– Doug Cauti, Chief Underwriting Officer, Liberty Mutual National Insurance Specialty Construction
Given the funding demands of these much larger and more valuable projects — many of them badly needed public sector infrastructure improvements — public-private partnerships, otherwise known as P3s, are now coming into vogue as a financing option.
But deciding how risk should be allocated, underwritten and transferred in this new arrangement between contractors, the state, and private partners is a relatively new and untested science.
As a thought leader in the underwriting of the design-build approach – and the more traditional design-bid-build – Cauti said construction experts within Liberty Mutual are growing their knowledge to stay in step.
“We did it when the growth in contractor-controlled insurance programs happened, we did it with the evolution in design-build and we’re laying the groundwork to be a thought leader in public-private partnerships and integrated project delivery,” he said.
That means attending relevant industry conferences like the annual IRMI Construction Risk Conference where Liberty Mutual has maintained a significant presence, and engaging in dialogues with contractors and government officials, and maintaining clear and active lines of communications with brokers.
Doug discusses emerging approaches to construction.
Legal and Regulatory
Another change that is creating challenges for construction risk underwriting, according to Cauti, stems from what’s happening in United States courtrooms.
Across the country, how a court interprets coverage can vary widely, especially in the area of construction defect.
“In the past, many jurisdictions viewed construction defect simply as shoddy workmanship and they had to go back and redo it,” Cauti said.
But now, on a state by state basis, courts are ruling that a construction defect is an accident under certain circumstances that may be covered by a contractor’s general liability policy.
In 2014 alone, according to Cauti, Supreme Courts in West Virginia, Connecticut and North Dakota ruled that construction defects can sometimes be considered accidents.
Cauti said doing business with a carrier that pursues contract clarity whenever possible – and that possesses an experienced claims team that can navigate the wide variety of state interpretations – is absolutely essential to the buyer.
Having claim teams not only dedicated to construction but also to construction defect, adds a lot of value to a carrier’s offering.
Doug outlines another top risk management issue facing construction firms in today’s booming market.
Now, as never before, contractors are relying on experienced construction insurance teams to help them address these complexities.
Insurers need to have the engineering expertise to analyze a project, to make sure the right contracting team is in place and to insure that risk exposures are being properly assessed. Another key in a construction insurance team, according to Cauti, is the claims department.
A Strategic Approach
The legal and financing changes that are taking place in the construction market, from a risk transfer standpoint, aren’t going to get ironed out overnight.

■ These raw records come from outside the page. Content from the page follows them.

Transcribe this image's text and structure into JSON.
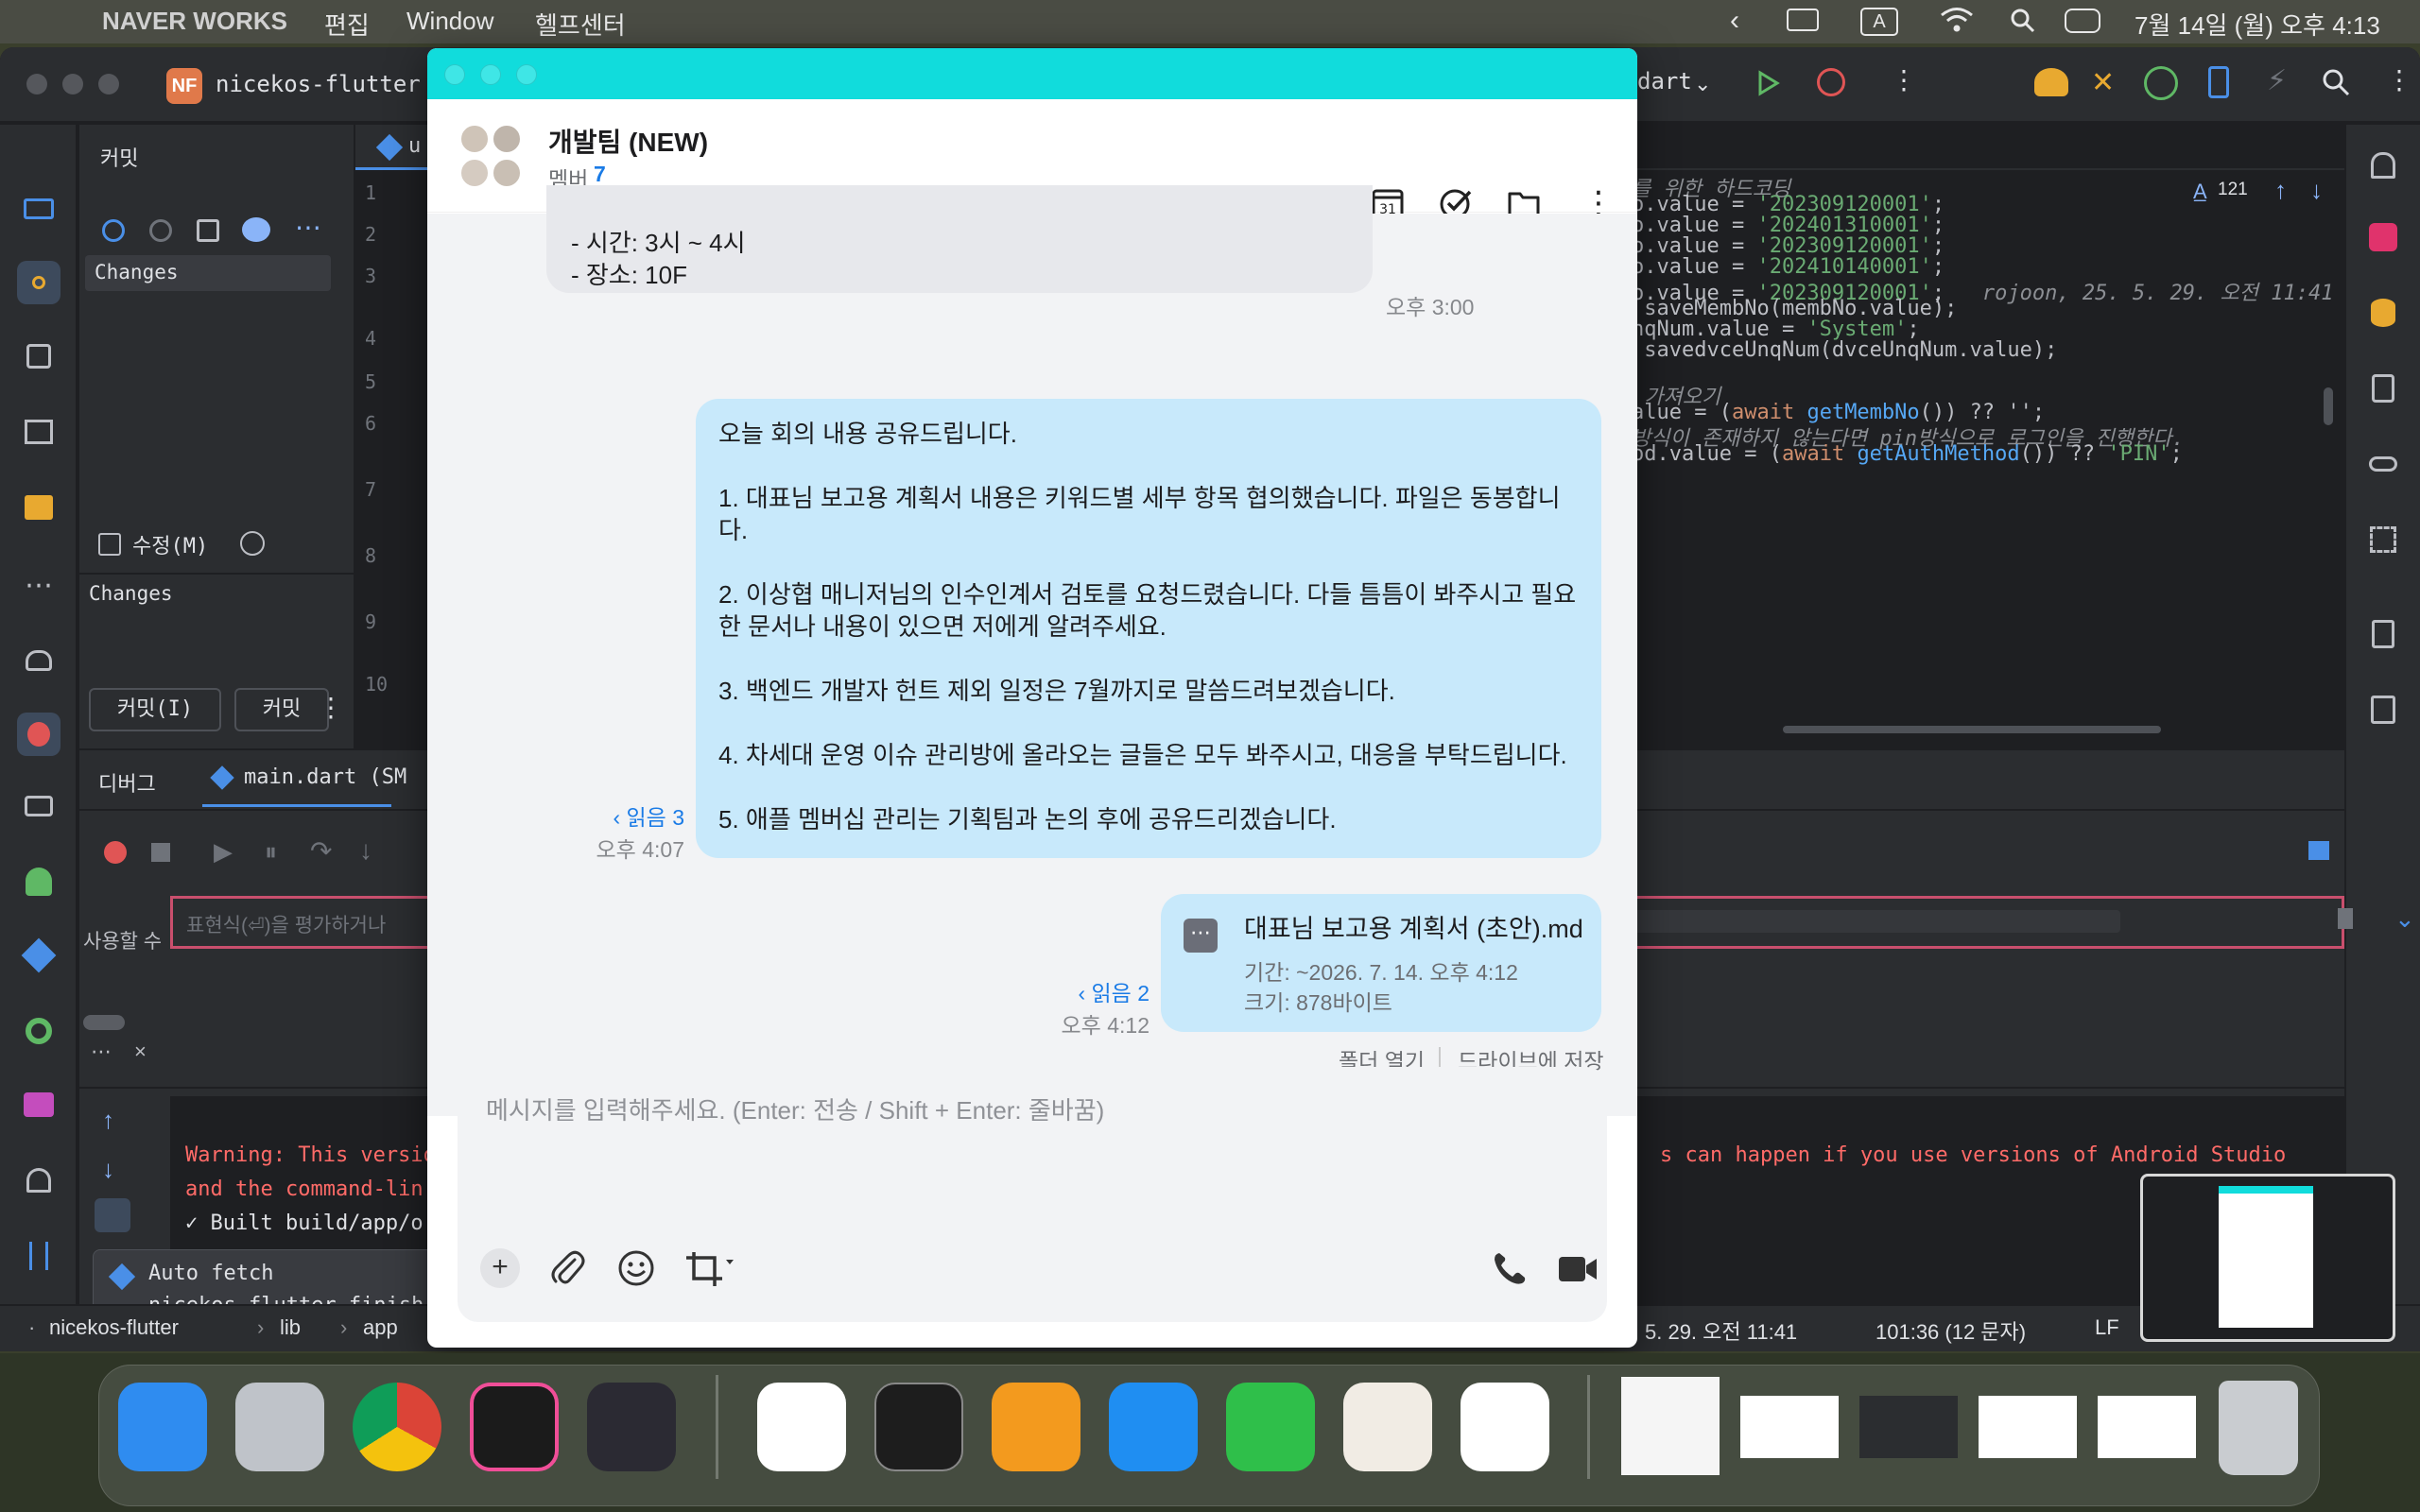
{
  "menubar": {
    "app_name": "NAVER WORKS",
    "menus": [
      "편집",
      "Window",
      "헬프센터"
    ],
    "clock": "7월 14일 (월) 오후 4:13",
    "input_indicator": "A"
  },
  "ide": {
    "project_badge": "NF",
    "project_name": "nicekos-flutter",
    "tab_left": "u",
    "run_config": "dart",
    "commit_panel": {
      "title": "커밋",
      "changes_label": "Changes",
      "amend_label": "수정(M)",
      "changes_label2": "Changes",
      "commit_button": "커밋(I)",
      "commit_push_button": "커밋"
    },
    "gutter_lines": [
      "1",
      "2",
      "3",
      "4",
      "5",
      "6",
      "7",
      "8",
      "9",
      "10"
    ],
    "editor_lines": [
      {
        "segments": [
          {
            "t": "를 위한 하드코딩",
            "c": "cm"
          }
        ]
      },
      {
        "segments": [
          {
            "t": "o.value = ",
            "c": "p"
          },
          {
            "t": "'202309120001'",
            "c": "s"
          },
          {
            "t": ";",
            "c": "p"
          }
        ]
      },
      {
        "segments": [
          {
            "t": "o.value = ",
            "c": "p"
          },
          {
            "t": "'202401310001'",
            "c": "s"
          },
          {
            "t": ";",
            "c": "p"
          }
        ]
      },
      {
        "segments": [
          {
            "t": "o.value = ",
            "c": "p"
          },
          {
            "t": "'202309120001'",
            "c": "s"
          },
          {
            "t": ";",
            "c": "p"
          }
        ]
      },
      {
        "segments": [
          {
            "t": "o.value = ",
            "c": "p"
          },
          {
            "t": "'202410140001'",
            "c": "s"
          },
          {
            "t": ";",
            "c": "p"
          }
        ]
      },
      {
        "segments": [
          {
            "t": "o.value = ",
            "c": "p"
          },
          {
            "t": "'202309120001'",
            "c": "s"
          },
          {
            "t": ";",
            "c": "p"
          },
          {
            "t": "   rojoon, 25. 5. 29. 오전 11:41",
            "c": "cm"
          }
        ]
      },
      {
        "segments": [
          {
            "t": " saveMembNo",
            "c": "p"
          },
          {
            "t": "(membNo.value);",
            "c": "p"
          }
        ]
      },
      {
        "segments": [
          {
            "t": "nqNum.value = ",
            "c": "p"
          },
          {
            "t": "'System'",
            "c": "s"
          },
          {
            "t": ";",
            "c": "p"
          }
        ]
      },
      {
        "segments": [
          {
            "t": " savedvceUnqNum",
            "c": "p"
          },
          {
            "t": "(dvceUnqNum.value);",
            "c": "p"
          }
        ]
      },
      {
        "segments": [
          {
            "t": "",
            "c": "p"
          }
        ]
      },
      {
        "segments": [
          {
            "t": " 가져오기",
            "c": "cm"
          }
        ]
      },
      {
        "segments": [
          {
            "t": "alue = (",
            "c": "p"
          },
          {
            "t": "await ",
            "c": "k"
          },
          {
            "t": "getMembNo",
            "c": "f"
          },
          {
            "t": "()) ?? '';",
            "c": "p"
          }
        ]
      },
      {
        "segments": [
          {
            "t": "방식이 존재하지 않는다면 pin방식으로 로그인을 진행한다.",
            "c": "cm"
          }
        ]
      },
      {
        "segments": [
          {
            "t": "od.value = (",
            "c": "p"
          },
          {
            "t": "await ",
            "c": "k"
          },
          {
            "t": "getAuthMethod",
            "c": "f"
          },
          {
            "t": "()) ?? ",
            "c": "p"
          },
          {
            "t": "'PIN'",
            "c": "s"
          },
          {
            "t": ";",
            "c": "p"
          }
        ]
      }
    ],
    "warning_count": "121",
    "debug": {
      "tab": "디버그",
      "session": "main.dart (SM",
      "eval_label": "사용할 수",
      "eval_placeholder": "표현식(⏎)을 평가하거나",
      "console": [
        "Warning: This versio",
        "and the command-lin",
        "✓  Built build/app/o"
      ],
      "console_right": "s can happen if you use versions of Android Studio"
    },
    "notification": {
      "title": "Auto fetch",
      "body": "nicekos-flutter finish"
    },
    "status": {
      "breadcrumb": [
        "nicekos-flutter",
        "lib",
        "app"
      ],
      "right": [
        "5. 29. 오전 11:41",
        "101:36 (12 문자)",
        "LF"
      ]
    }
  },
  "chat": {
    "title": "개발팀 (NEW)",
    "members_label": "멤버",
    "members_count": "7",
    "messages": {
      "prev_line1": "- 시간: 3시 ~ 4시",
      "prev_line2": "- 장소: 10F",
      "prev_time": "오후 3:00",
      "main_paragraphs": [
        "오늘 회의 내용 공유드립니다.",
        "1. 대표님 보고용 계획서 내용은 키워드별 세부 항목 협의했습니다. 파일은 동봉합니다.",
        "2. 이상협 매니저님의 인수인계서 검토를 요청드렸습니다. 다들 틈틈이 봐주시고 필요한 문서나 내용이 있으면 저에게 알려주세요.",
        "3. 백엔드 개발자 헌트 제외 일정은 7월까지로 말씀드려보겠습니다.",
        "4. 차세대 운영 이슈 관리방에 올라오는 글들은 모두 봐주시고, 대응을 부탁드립니다.",
        "5. 애플 멤버십 관리는 기획팀과 논의 후에 공유드리겠습니다."
      ],
      "main_read": "‹ 읽음 3",
      "main_time": "오후 4:07",
      "file_name": "대표님 보고용 계획서 (초안).md",
      "file_period": "기간: ~2026. 7. 14. 오후 4:12",
      "file_size": "크기: 878바이트",
      "file_read": "‹ 읽음 2",
      "file_time": "오후 4:12",
      "file_open_folder": "폴더 열기",
      "file_save_drive": "드라이브에 저장"
    },
    "input_placeholder": "메시지를 입력해주세요. (Enter: 전송 / Shift + Enter: 줄바꿈)"
  },
  "dock": {
    "apps": [
      "finder-icon",
      "launchpad-icon",
      "chrome-icon",
      "intellij-icon",
      "obsidian-icon",
      "naver-works-icon",
      "terminal-icon",
      "pages-icon",
      "keynote-icon",
      "numbers-icon",
      "dbeaver-icon",
      "naver-box-icon"
    ],
    "windows": [
      "doc-window-thumb",
      "chat-window-thumb-1",
      "ide-window-thumb",
      "chat-window-thumb-2",
      "chat-window-thumb-3"
    ],
    "trash": "trash-icon"
  },
  "colors": {
    "chat_titlebar": "#11dcdc",
    "outgoing_bubble": "#c8e9fb",
    "incoming_bubble": "#e7e8ec",
    "read_receipt": "#1a7be6",
    "ide_bg": "#1e1f22",
    "ide_panel": "#2b2d30",
    "string": "#6aab73",
    "keyword": "#cf8e6d",
    "function": "#56a8f5"
  }
}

Cauti said it could be 10 years until the construction and insurance industries fully understand the complications of public-private partnerships and integrated project delivery, these approaches gain traction, and the state-by-state legal decisions that are causing so much uncertainty can be digested.

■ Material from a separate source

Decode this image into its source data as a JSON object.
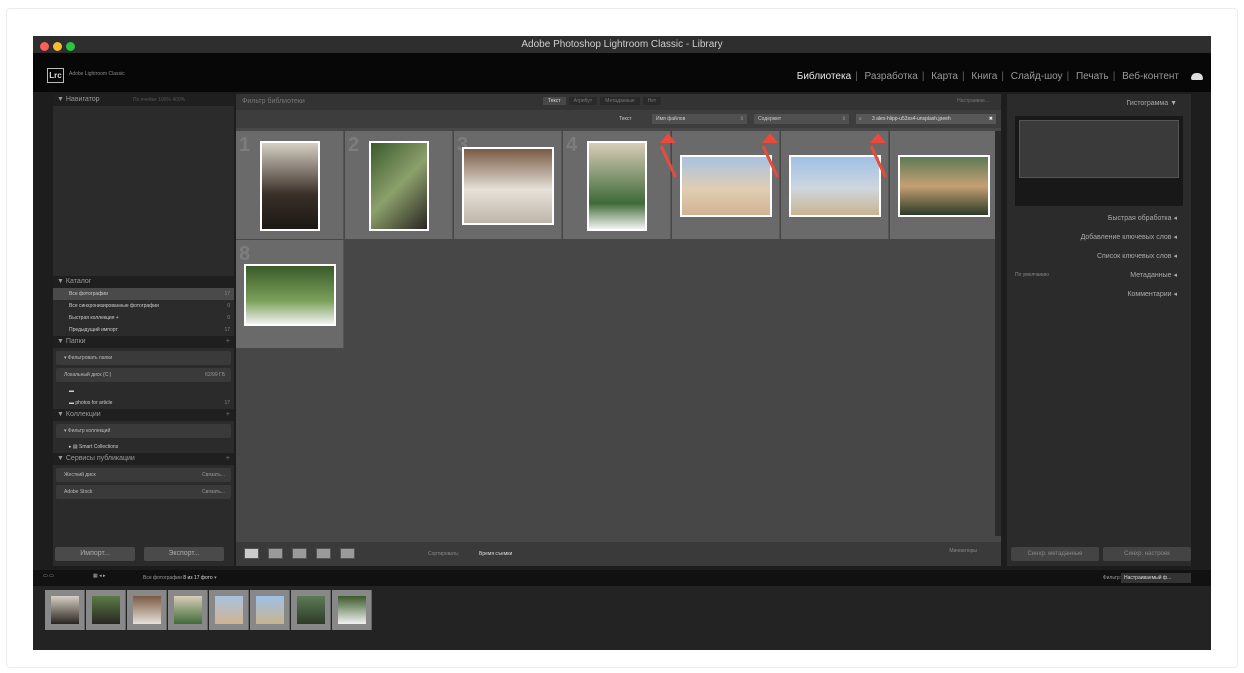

In the meantime, an engaged, collaborative approach between carriers, brokers, contractors, and their financing partners will be necessary.
Doug discusses how his area can provide value to project owners and contractors.
For more information on how Liberty Mutual Insurance can help assess your construction risk exposure, contact your broker or Doug Cauti at firstname.lastname@example.org.
This article was produced by the R&I Brand Studio, a unit of the advertising department of Risk & Insurance, in collaboration with Liberty Mutual Insurance. The editorial staff of Risk & Insurance had no role in its preparation.